WHAT NEEDS TO BE DONE = Comb through the entries for "problems" and pull out each line that holds it.

Dataset rows describing interfaces
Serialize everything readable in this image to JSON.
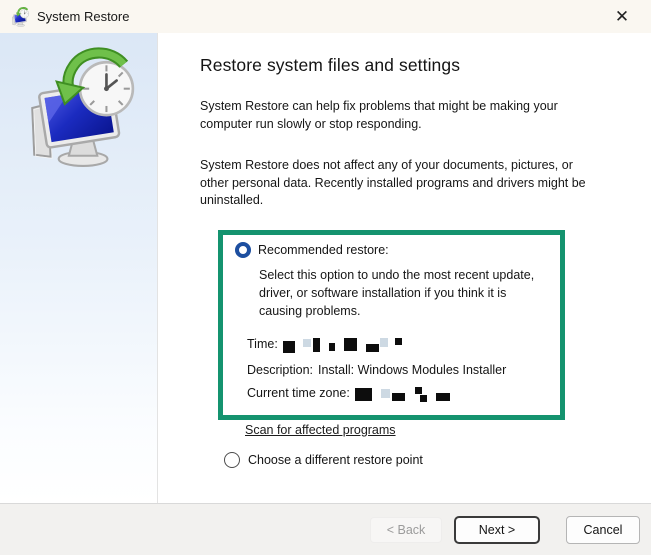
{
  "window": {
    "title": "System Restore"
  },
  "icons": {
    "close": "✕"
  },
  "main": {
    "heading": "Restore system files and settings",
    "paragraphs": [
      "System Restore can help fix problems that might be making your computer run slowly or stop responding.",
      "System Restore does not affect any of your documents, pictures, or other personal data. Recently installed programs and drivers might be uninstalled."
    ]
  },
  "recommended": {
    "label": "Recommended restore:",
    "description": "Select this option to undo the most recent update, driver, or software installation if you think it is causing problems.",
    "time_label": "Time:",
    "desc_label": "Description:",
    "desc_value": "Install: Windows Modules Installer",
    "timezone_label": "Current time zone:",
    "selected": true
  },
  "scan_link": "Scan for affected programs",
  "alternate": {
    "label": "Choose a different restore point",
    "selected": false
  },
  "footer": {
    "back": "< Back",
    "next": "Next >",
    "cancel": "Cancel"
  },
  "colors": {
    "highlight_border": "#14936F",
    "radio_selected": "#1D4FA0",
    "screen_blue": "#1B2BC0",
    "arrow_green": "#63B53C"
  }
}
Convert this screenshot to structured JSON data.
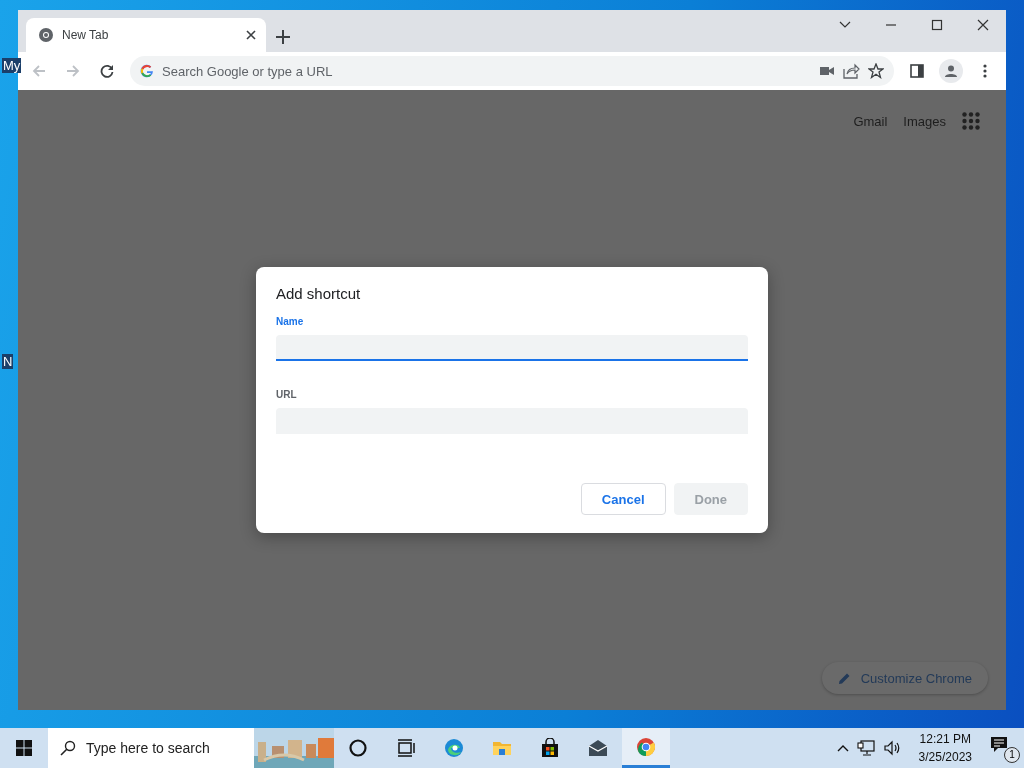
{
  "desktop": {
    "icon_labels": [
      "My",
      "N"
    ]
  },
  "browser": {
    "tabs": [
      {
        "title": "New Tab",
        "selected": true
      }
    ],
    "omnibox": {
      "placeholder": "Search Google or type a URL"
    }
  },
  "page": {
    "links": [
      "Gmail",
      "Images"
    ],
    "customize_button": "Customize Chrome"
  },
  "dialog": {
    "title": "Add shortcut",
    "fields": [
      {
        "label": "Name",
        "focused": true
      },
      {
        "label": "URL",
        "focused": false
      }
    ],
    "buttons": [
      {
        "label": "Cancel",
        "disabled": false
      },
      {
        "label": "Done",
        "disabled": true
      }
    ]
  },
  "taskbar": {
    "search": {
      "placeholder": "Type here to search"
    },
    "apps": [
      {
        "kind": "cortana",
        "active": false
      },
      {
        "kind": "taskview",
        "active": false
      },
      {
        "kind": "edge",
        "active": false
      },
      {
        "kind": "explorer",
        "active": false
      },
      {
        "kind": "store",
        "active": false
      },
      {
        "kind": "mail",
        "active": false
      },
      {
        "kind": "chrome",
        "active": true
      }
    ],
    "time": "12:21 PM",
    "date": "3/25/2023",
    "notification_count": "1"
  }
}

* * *

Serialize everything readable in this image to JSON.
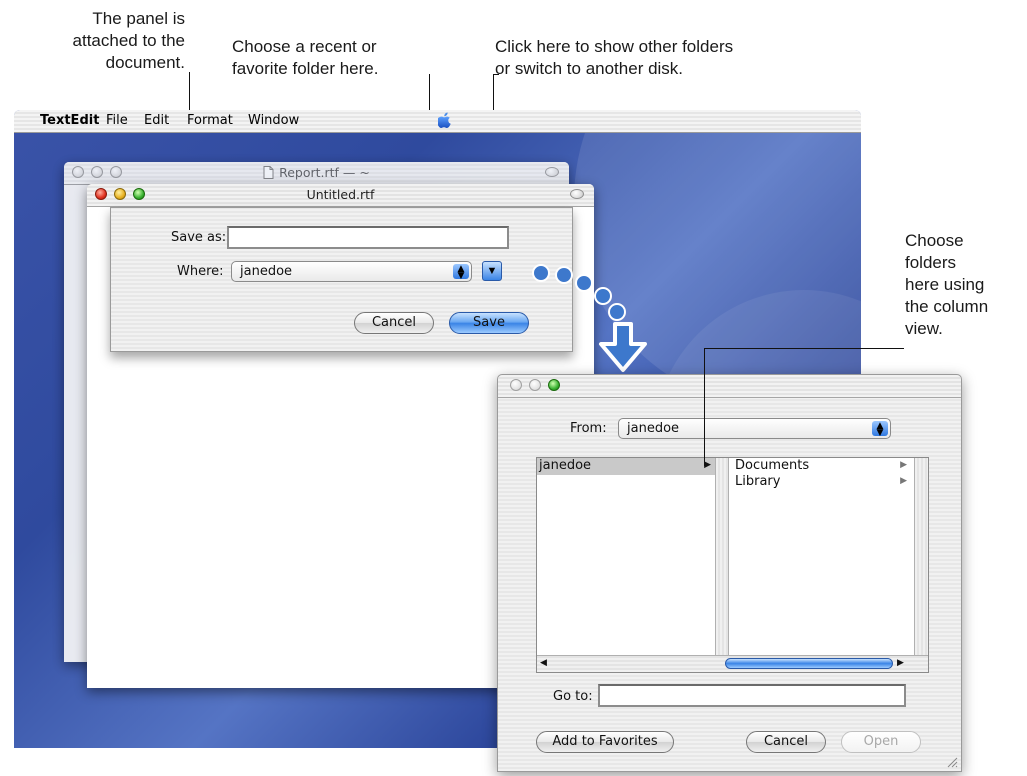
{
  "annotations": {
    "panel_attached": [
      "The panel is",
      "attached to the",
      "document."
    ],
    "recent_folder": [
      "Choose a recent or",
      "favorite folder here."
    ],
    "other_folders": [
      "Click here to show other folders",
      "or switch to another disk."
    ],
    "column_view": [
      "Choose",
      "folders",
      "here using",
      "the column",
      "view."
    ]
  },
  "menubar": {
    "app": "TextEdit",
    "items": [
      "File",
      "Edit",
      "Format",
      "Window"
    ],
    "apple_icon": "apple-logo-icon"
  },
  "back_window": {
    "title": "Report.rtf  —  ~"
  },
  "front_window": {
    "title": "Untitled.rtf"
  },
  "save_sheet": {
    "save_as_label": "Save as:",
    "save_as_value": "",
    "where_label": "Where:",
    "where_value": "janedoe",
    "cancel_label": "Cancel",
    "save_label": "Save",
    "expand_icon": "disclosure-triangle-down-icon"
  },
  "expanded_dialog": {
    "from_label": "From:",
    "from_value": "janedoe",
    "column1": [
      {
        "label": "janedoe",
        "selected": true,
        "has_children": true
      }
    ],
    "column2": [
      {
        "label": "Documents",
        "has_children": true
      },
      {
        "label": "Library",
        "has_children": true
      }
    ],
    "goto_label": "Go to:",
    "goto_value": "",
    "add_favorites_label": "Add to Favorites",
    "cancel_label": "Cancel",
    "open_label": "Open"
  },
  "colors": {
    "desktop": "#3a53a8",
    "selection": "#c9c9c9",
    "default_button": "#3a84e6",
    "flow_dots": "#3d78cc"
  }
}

EXPECTED ANSWER =
      "System Restore can help fix problems that might be making your computer run slowly or stop responding.",
    "description": "Select this option to undo the most recent update, driver, or software installation if you think it is causing problems.",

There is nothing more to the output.